About this exercise >> Please retype all of the following entries exactly.

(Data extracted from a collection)
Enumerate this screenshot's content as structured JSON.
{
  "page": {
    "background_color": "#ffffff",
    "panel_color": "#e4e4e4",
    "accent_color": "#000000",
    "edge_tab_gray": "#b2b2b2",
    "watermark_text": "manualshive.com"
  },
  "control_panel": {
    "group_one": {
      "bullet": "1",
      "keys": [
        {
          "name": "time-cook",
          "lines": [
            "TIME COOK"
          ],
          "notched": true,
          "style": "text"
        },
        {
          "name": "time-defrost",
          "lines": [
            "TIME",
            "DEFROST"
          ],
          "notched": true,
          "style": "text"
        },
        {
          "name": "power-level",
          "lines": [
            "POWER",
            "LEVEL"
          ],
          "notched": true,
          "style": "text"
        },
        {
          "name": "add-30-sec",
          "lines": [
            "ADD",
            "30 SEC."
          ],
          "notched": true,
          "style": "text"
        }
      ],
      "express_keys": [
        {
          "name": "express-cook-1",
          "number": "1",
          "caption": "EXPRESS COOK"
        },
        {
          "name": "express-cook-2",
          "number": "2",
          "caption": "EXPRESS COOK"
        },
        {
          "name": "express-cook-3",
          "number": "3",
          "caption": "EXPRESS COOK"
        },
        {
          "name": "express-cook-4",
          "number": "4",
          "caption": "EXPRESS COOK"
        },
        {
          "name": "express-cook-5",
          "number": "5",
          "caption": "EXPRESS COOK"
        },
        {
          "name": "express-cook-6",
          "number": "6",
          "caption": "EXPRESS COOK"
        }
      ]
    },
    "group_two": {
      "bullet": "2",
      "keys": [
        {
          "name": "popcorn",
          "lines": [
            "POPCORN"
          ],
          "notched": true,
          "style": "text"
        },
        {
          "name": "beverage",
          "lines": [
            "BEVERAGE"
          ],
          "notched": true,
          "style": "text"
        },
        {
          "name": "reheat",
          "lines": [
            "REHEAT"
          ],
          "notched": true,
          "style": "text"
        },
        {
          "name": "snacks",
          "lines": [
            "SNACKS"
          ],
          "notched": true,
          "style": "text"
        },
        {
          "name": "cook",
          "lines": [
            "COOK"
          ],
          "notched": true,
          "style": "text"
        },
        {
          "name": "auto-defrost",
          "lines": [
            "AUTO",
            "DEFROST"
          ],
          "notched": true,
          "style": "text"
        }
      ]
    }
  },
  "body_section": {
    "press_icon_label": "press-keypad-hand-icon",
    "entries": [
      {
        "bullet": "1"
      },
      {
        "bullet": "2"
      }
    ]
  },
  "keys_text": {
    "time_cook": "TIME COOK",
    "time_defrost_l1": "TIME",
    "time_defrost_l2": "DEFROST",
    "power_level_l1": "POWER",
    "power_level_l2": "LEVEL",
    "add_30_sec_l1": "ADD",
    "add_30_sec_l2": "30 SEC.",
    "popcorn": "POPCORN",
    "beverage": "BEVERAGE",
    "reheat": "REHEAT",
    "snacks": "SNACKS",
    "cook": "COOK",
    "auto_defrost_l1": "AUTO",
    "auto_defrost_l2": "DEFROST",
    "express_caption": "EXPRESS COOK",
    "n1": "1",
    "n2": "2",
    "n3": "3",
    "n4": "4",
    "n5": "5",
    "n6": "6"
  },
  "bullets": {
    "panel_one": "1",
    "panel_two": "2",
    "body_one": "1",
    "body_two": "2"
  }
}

Task output >>
Enumerate this screenshot's content as structured JSON.
{
  "page": {
    "background_color": "#ffffff",
    "panel_color": "#e4e4e4",
    "accent_color": "#000000",
    "edge_tab_gray": "#b2b2b2",
    "watermark_text": "manualshive.com"
  },
  "control_panel": {
    "group_one": {
      "bullet": "1",
      "keys": [
        {
          "name": "time-cook",
          "lines": [
            "TIME COOK"
          ],
          "notched": true,
          "style": "text"
        },
        {
          "name": "time-defrost",
          "lines": [
            "TIME",
            "DEFROST"
          ],
          "notched": true,
          "style": "text"
        },
        {
          "name": "power-level",
          "lines": [
            "POWER",
            "LEVEL"
          ],
          "notched": true,
          "style": "text"
        },
        {
          "name": "add-30-sec",
          "lines": [
            "ADD",
            "30 SEC."
          ],
          "notched": true,
          "style": "text"
        }
      ],
      "express_keys": [
        {
          "name": "express-cook-1",
          "number": "1",
          "caption": "EXPRESS COOK"
        },
        {
          "name": "express-cook-2",
          "number": "2",
          "caption": "EXPRESS COOK"
        },
        {
          "name": "express-cook-3",
          "number": "3",
          "caption": "EXPRESS COOK"
        },
        {
          "name": "express-cook-4",
          "number": "4",
          "caption": "EXPRESS COOK"
        },
        {
          "name": "express-cook-5",
          "number": "5",
          "caption": "EXPRESS COOK"
        },
        {
          "name": "express-cook-6",
          "number": "6",
          "caption": "EXPRESS COOK"
        }
      ]
    },
    "group_two": {
      "bullet": "2",
      "keys": [
        {
          "name": "popcorn",
          "lines": [
            "POPCORN"
          ],
          "notched": true,
          "style": "text"
        },
        {
          "name": "beverage",
          "lines": [
            "BEVERAGE"
          ],
          "notched": true,
          "style": "text"
        },
        {
          "name": "reheat",
          "lines": [
            "REHEAT"
          ],
          "notched": true,
          "style": "text"
        },
        {
          "name": "snacks",
          "lines": [
            "SNACKS"
          ],
          "notched": true,
          "style": "text"
        },
        {
          "name": "cook",
          "lines": [
            "COOK"
          ],
          "notched": true,
          "style": "text"
        },
        {
          "name": "auto-defrost",
          "lines": [
            "AUTO",
            "DEFROST"
          ],
          "notched": true,
          "style": "text"
        }
      ]
    }
  },
  "body_section": {
    "press_icon_label": "press-keypad-hand-icon",
    "entries": [
      {
        "bullet": "1"
      },
      {
        "bullet": "2"
      }
    ]
  },
  "keys_text": {
    "time_cook": "TIME COOK",
    "time_defrost_l1": "TIME",
    "time_defrost_l2": "DEFROST",
    "power_level_l1": "POWER",
    "power_level_l2": "LEVEL",
    "add_30_sec_l1": "ADD",
    "add_30_sec_l2": "30 SEC.",
    "popcorn": "POPCORN",
    "beverage": "BEVERAGE",
    "reheat": "REHEAT",
    "snacks": "SNACKS",
    "cook": "COOK",
    "auto_defrost_l1": "AUTO",
    "auto_defrost_l2": "DEFROST",
    "express_caption": "EXPRESS COOK",
    "n1": "1",
    "n2": "2",
    "n3": "3",
    "n4": "4",
    "n5": "5",
    "n6": "6"
  },
  "bullets": {
    "panel_one": "1",
    "panel_two": "2",
    "body_one": "1",
    "body_two": "2"
  }
}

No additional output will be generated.